The back side is somehow longer than the front, mainly due to the prodigious 10th. At 613 yards, many claim this to be the longest par 5 in Rhode Island. Despite its brutal length, this hole plays downhill and downwind so it usually plays much shorter. Try to find the plaque in the fairway where somebody holed out for double eagle! At 229 yards, the 11th hole is a bland, yet brutally long par 3. This wide open hole features a large back-to-front sloping green guarded on either side by a bunker. The 12th hole is another par 3, and the easiest at only 147 yards. Picturesque, this hole plays over a small pond and features a giant, undulating green. Take advantage of this hole, as it might be your only approach with a wedge all day. The 13th is another relatively benign hole as an uphill 342 yard par 4. The right side is wide open, but the left features OB along the entire hole. This circular green is guarded short right by a deep bunker. At 451 yards, the par 4 14th is a very challenging long par 4. OB runs down the entire left side and the pond from the 12th hole comes into play just right of this green. Be wary of the false front on this back-to-front sloped green.

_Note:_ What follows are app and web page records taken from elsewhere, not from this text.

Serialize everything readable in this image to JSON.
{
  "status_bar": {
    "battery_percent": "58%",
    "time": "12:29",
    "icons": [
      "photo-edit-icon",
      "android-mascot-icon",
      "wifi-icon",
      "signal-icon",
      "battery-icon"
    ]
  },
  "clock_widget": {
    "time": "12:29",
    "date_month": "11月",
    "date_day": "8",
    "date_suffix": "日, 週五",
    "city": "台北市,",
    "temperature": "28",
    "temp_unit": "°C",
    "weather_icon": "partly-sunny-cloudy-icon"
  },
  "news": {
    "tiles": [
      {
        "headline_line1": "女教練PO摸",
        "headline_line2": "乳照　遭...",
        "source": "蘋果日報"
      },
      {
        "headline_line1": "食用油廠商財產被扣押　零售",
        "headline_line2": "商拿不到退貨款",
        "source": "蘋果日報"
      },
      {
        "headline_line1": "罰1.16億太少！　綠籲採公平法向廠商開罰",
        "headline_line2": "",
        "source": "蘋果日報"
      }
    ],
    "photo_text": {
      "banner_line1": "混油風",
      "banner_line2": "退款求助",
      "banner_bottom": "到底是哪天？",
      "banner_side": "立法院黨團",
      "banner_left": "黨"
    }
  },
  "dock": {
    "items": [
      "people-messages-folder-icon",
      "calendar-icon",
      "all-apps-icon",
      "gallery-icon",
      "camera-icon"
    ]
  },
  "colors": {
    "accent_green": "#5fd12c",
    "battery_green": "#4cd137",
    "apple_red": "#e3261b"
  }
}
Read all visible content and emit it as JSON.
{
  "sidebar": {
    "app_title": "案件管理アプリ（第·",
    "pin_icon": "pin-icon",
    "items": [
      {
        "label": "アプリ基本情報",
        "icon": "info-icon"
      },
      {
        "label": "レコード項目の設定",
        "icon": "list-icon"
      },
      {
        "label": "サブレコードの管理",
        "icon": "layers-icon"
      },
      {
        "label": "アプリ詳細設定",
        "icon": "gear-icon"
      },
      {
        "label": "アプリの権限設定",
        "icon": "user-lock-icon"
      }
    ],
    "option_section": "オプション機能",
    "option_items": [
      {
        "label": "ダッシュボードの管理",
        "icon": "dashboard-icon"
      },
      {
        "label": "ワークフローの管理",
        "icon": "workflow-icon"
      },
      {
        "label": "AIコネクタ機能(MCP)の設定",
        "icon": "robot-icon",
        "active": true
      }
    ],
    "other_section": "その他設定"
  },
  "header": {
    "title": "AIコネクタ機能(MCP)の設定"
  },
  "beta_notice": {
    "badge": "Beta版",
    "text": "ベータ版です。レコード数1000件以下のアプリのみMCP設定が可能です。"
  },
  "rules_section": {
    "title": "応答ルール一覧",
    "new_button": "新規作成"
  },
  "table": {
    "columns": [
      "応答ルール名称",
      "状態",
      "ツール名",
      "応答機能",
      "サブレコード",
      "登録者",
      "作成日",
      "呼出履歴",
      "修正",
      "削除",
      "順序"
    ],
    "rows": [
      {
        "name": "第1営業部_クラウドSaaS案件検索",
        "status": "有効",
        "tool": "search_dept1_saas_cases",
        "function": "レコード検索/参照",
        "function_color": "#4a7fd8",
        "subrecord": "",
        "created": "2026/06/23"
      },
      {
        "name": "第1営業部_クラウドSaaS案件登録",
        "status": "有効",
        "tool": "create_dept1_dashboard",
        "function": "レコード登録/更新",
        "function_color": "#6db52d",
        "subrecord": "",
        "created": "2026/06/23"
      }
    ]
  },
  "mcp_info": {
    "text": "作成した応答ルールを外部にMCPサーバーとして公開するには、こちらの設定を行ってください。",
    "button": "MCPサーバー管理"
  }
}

As a straightaway 340 yard par 4, the 15th is the shortest par 4 at Green Valley. This hole is flat, and somewhat shielded from the wind. Two trees on either side of the fairway between 150 yards and 190 yards force the golfer to be accurate with his/her teeshot. The 16th is a narrow 407 yard par 4 with a tiny pond protruding about 310 yards on the left side of the fairway. As long as you can avoid this, this hole becomes fairly straightforward. At 548 yards, the 17th is another long par 5 that plays uphill and into the wind. This hole slides slightly to the right but is fairly open off the tee except for a bunker on the right at 240 yards. I recommend staying left on your lay-up, but beware of a blind bunker about 70 yards short of this green. I’m not a huge fan of the sharp dogleg right finishing hole. The driving range’s net lines the right side of the hole and is honestly an eyesore that makes it difficult to find balls. Straight drives can only travel about 220 yards before running through the fairway. Like most greens, this one runs back-to-front and is guarded by bunkers on either side.
General Comments: While nearby Montaup and Newport National don’t have ranges, Green Valley has a busy range with mats. The practice green at Green Valley is huge and gives you a good indication of how the greens on the course will play. Pace of play has always been decent, probably because the golfers that play here are generally better players than most public courses in the state.
Verdict: While my least favorite of the courses on Aquidneck Island, Green Valley is an underrated public course that certainly holds its own. I highly recommend this course to any skilled golfer looking for a new challenge, as this is one of the most difficult courses in Rhode Island.